Abu'l Wafa (AD 940–998)

Abul Wafa

Depiction of Abu'l Wafa on a Spanish stamp.

Abu'l Wafa (also known as Abu al-Wafa and Abu al-Wafa Buzhjani) was a Persian mathematician and astronomer. He was born in Buzjan, a city in what is now Iran.


Abu'l Wafa is considered one of the greatest mathematicians of the Islamic Golden Age, along with other scholars such as Al-Khwarizmi, Al-Biruni, and Omar Khayyam. He was the first to describe geometrical constructions possible only with a straightedge and a fixed compass, later dubbed a 'rusty compass,' that never alters its radius. He developed methods for constructing regular polygons and calculating the areas of circles and other figures.
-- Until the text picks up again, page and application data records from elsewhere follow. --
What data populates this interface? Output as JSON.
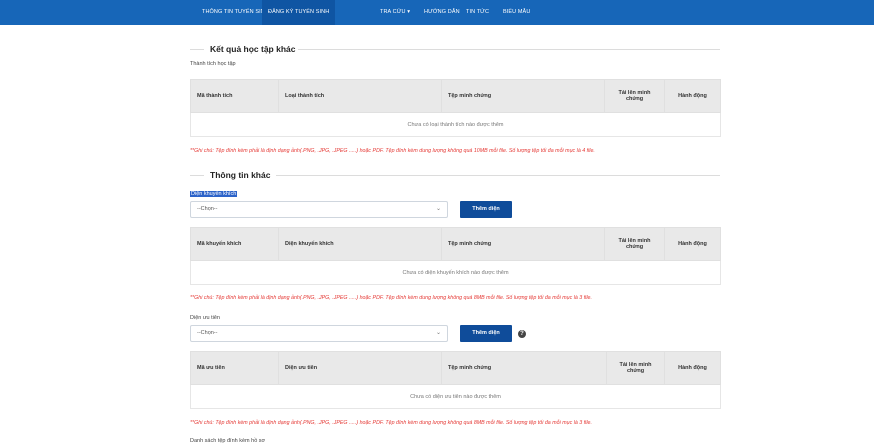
{
  "nav": {
    "items": [
      {
        "label": "THÔNG TIN TUYỂN SINH"
      },
      {
        "label": "ĐĂNG KÝ TUYỂN SINH"
      },
      {
        "label": "TRA CỨU ▾"
      },
      {
        "label": "HƯỚNG DẪN"
      },
      {
        "label": "TIN TỨC"
      },
      {
        "label": "BIỂU MẪU"
      }
    ],
    "active_index": 1,
    "background": "#1766b8"
  },
  "ket_qua": {
    "title": "Kết quả học tập khác",
    "sub_label": "Thành tích học tập",
    "columns": [
      "Mã thành tích",
      "Loại thành tích",
      "Tệp minh chứng",
      "Tải lên minh chứng",
      "Hành động"
    ],
    "empty_text": "Chưa có loại thành tích nào được thêm",
    "note": "**Ghi chú: Tệp đính kèm phải là định dạng ảnh(.PNG, .JPG, .JPEG .....) hoặc PDF. Tệp đính kèm dung lượng không quá 10MB mỗi file. Số lượng tệp tối đa mỗi mục là 4 file."
  },
  "thong_tin_khac": {
    "title": "Thông tin khác",
    "khuyen_khich": {
      "label": "Diện khuyến khích",
      "select_value": "--Chọn--",
      "button": "Thêm diện",
      "columns": [
        "Mã khuyến khích",
        "Diện khuyến khích",
        "Tệp minh chứng",
        "Tải lên minh chứng",
        "Hành động"
      ],
      "empty_text": "Chưa có diện khuyến khích nào được thêm",
      "note": "**Ghi chú: Tệp đính kèm phải là định dạng ảnh(.PNG, .JPG, .JPEG .....) hoặc PDF. Tệp đính kèm dung lượng không quá 8MB mỗi file. Số lượng tệp tối đa mỗi mục là 3 file."
    },
    "uu_tien": {
      "label": "Diện ưu tiên",
      "select_value": "--Chọn--",
      "button": "Thêm diện",
      "help": "?",
      "columns": [
        "Mã ưu tiên",
        "Diện ưu tiên",
        "Tệp minh chứng",
        "Tải lên minh chứng",
        "Hành động"
      ],
      "empty_text": "Chưa có diện ưu tiên nào được thêm",
      "note": "**Ghi chú: Tệp đính kèm phải là định dạng ảnh(.PNG, .JPG, .JPEG .....) hoặc PDF. Tệp đính kèm dung lượng không quá 8MB mỗi file. Số lượng tệp tối đa mỗi mục là 3 file."
    },
    "bottom_label": "Danh sách tệp đính kèm hồ sơ"
  },
  "colors": {
    "nav": "#1766b8",
    "button": "#0f4c9a",
    "note": "#e53935",
    "header_bg": "#e9e9e9"
  }
}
He pioneered the use of the tangent function, apparently discovered the secant and cosecant functions, and compiled tables of sines and tangents at 15 arcminute intervals – work done as part of an investigation into the orbit of the Moon.


Abu'l Wafa wrote several important mathematical works, including treatisew on the calculation of areas and volumes, on the construction of regular polygons, and on the calculation of the movements of celestial bodies. He also wrote a treatise on the use of the astrolabe, a device used for measuring the altitude of celestial objects.
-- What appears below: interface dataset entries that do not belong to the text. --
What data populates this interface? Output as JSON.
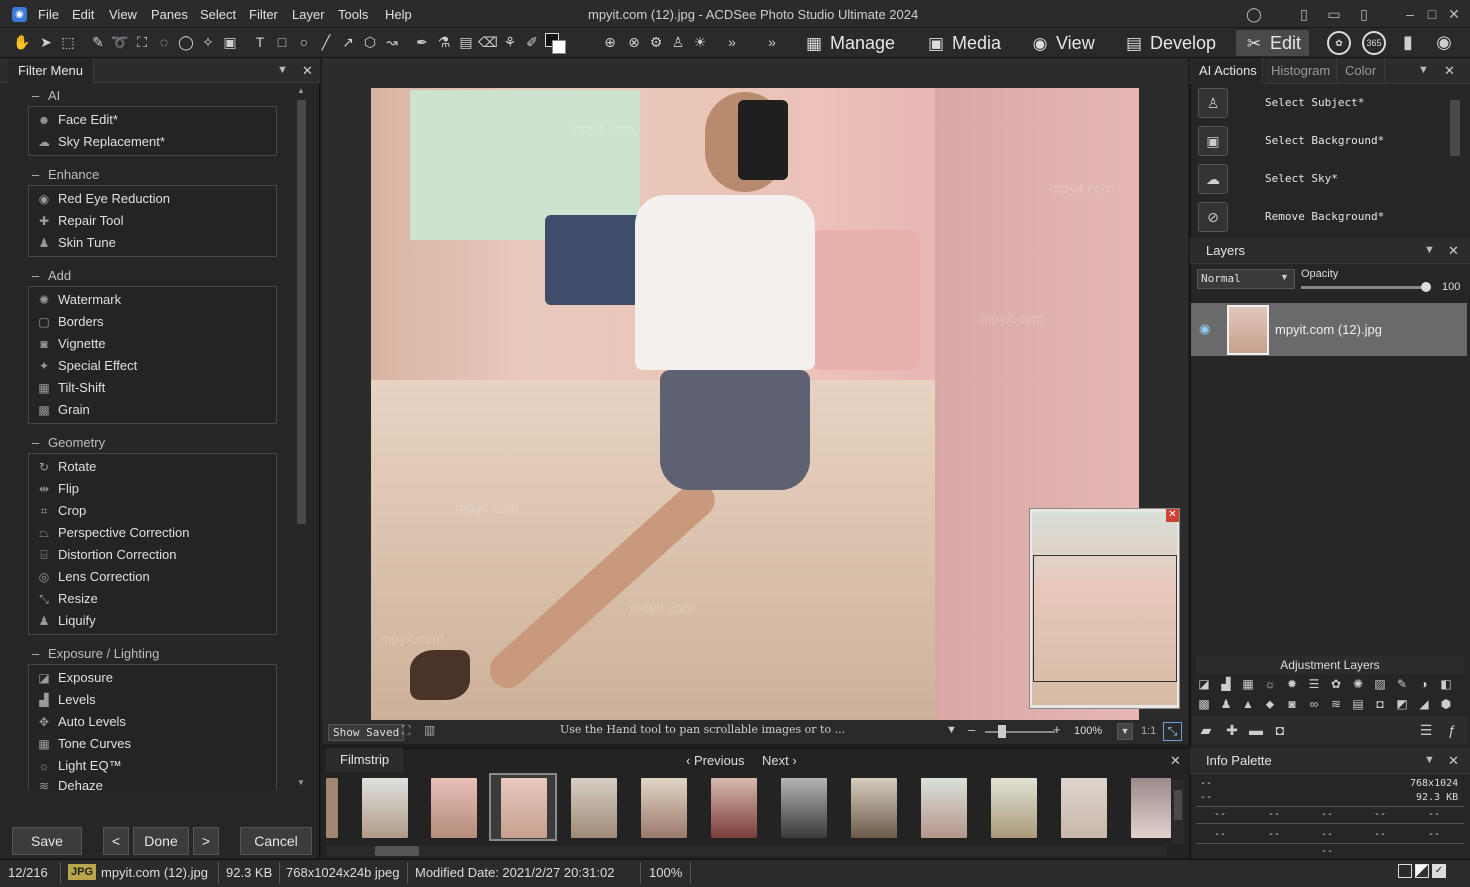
{
  "window": {
    "title": "mpyit.com (12).jpg - ACDSee Photo Studio Ultimate 2024",
    "menu": [
      "File",
      "Edit",
      "View",
      "Panes",
      "Select",
      "Filter",
      "Layer",
      "Tools",
      "Help"
    ]
  },
  "modes": {
    "manage": "Manage",
    "media": "Media",
    "view": "View",
    "develop": "Develop",
    "edit": "Edit",
    "badge_365": "365"
  },
  "filter_menu": {
    "tab": "Filter Menu",
    "groups": [
      {
        "title": "AI",
        "items": [
          "Face Edit*",
          "Sky Replacement*"
        ]
      },
      {
        "title": "Enhance",
        "items": [
          "Red Eye Reduction",
          "Repair Tool",
          "Skin Tune"
        ]
      },
      {
        "title": "Add",
        "items": [
          "Watermark",
          "Borders",
          "Vignette",
          "Special Effect",
          "Tilt-Shift",
          "Grain"
        ]
      },
      {
        "title": "Geometry",
        "items": [
          "Rotate",
          "Flip",
          "Crop",
          "Perspective Correction",
          "Distortion Correction",
          "Lens Correction",
          "Resize",
          "Liquify"
        ]
      },
      {
        "title": "Exposure / Lighting",
        "items": [
          "Exposure",
          "Levels",
          "Auto Levels",
          "Tone Curves",
          "Light EQ™",
          "Dehaze"
        ]
      }
    ],
    "buttons": {
      "save": "Save",
      "done": "Done",
      "cancel": "Cancel"
    }
  },
  "canvas": {
    "show_saved": "Show Saved",
    "hint": "Use the Hand tool to pan scrollable images or to ...",
    "zoom": "100%",
    "ratio": "1:1",
    "watermark": "mpyit.com"
  },
  "filmstrip": {
    "tab": "Filmstrip",
    "previous": "Previous",
    "next": "Next"
  },
  "right_panel": {
    "tabs": [
      "AI Actions",
      "Histogram",
      "Color"
    ],
    "ai_actions": [
      "Select Subject*",
      "Select Background*",
      "Select Sky*",
      "Remove Background*"
    ],
    "layers": {
      "title": "Layers",
      "blend_mode": "Normal",
      "opacity_label": "Opacity",
      "opacity_value": "100",
      "layer_name": "mpyit.com (12).jpg"
    },
    "adjustment_layers_title": "Adjustment Layers",
    "info_palette": {
      "title": "Info Palette",
      "dim": "768x1024",
      "size": "92.3 KB",
      "dash": "--"
    }
  },
  "statusbar": {
    "index": "12/216",
    "format": "JPG",
    "filename": "mpyit.com (12).jpg",
    "filesize": "92.3 KB",
    "image_info": "768x1024x24b jpeg",
    "modified": "Modified Date: 2021/2/27 20:31:02",
    "zoom": "100%"
  },
  "colors": {
    "panel_bg": "#262626",
    "active_mode": "#4a4a4a",
    "layer_selected": "#6a6a6a"
  }
}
In addition to his work in mathematics and astronomy, Abul Wafa was also a skilled engineer and is known for his work on the construction of mechanical devices, such as water clocks and astronomical instruments.